Aboriginal and Torres Strait Islander people who are members of the Stolen Generations (people who were forcibly removed from their families as a result of government policies across Australian jurisdictions) are recognised as experiencing worse outcomes in a range of areas, including health, socioeconomic, justice and housing, compared with other Aboriginal and Torres Strait Islander people who were not removed from their families.
This report provides a new perspective on the intergenerational impact of removal, by looking at outcomes for Aboriginal and Torres Strait Islander children aged under 15 who live in households with members of the Stolen Generations.
It examines 20 selected outcomes for children in 5 broad areas, including health, life stressors, school attendance, language and culture, and some household measures. Comparisons are made on these outcomes between children who live in households with members of the Stolen Generations and other Aboriginal and Torres Strait Islander children in households with adults of the same age who were not removed from their families.
Survey information about both the adults and children is also used to analyse the role of family characteristics, such as education level, employment status and any history of contact with the justice system, on child outcomes. These characteristics have all been shown to influence child development, health and wellbeing among Aboriginal and Torres Strait Islander children (for example, Anderson et al. 2017; AIHW 2015; Guthridge et al. 2016; Kikkawa 2015).

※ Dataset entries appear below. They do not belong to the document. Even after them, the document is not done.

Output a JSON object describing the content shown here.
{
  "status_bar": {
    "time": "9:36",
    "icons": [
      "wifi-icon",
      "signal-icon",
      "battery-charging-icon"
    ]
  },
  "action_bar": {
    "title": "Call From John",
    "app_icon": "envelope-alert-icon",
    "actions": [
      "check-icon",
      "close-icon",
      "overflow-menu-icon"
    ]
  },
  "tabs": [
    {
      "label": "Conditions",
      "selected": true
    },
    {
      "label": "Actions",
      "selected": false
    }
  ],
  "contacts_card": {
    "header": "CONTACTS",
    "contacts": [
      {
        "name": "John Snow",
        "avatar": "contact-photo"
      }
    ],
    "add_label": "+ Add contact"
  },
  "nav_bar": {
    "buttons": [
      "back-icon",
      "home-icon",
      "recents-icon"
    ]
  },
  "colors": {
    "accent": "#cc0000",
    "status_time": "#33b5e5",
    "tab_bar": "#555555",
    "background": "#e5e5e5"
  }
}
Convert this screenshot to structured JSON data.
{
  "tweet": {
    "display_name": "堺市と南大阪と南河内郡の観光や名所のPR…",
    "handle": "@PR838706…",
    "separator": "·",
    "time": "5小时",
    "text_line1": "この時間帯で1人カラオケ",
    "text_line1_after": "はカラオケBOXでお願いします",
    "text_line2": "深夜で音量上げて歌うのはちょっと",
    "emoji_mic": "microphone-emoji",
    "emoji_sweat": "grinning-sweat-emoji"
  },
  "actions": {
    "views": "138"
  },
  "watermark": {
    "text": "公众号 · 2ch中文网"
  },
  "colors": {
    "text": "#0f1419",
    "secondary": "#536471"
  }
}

The Australian Bureau of Statistics carries out a series of Indigenous-specific surveys that collect data on a sample of both the children and adults who live in the same household. In this report it is the first time children included in these surveys have been connected to adults in the same household who were removed from their families to uncover direct evidence of the intergenerational effects of removal. In general, children living in these households were more likely to experience a range of adverse outcomes than other Aboriginal and Torres Strait Islander children. This report demonstrates a transfer of intergenerational poverty and trauma.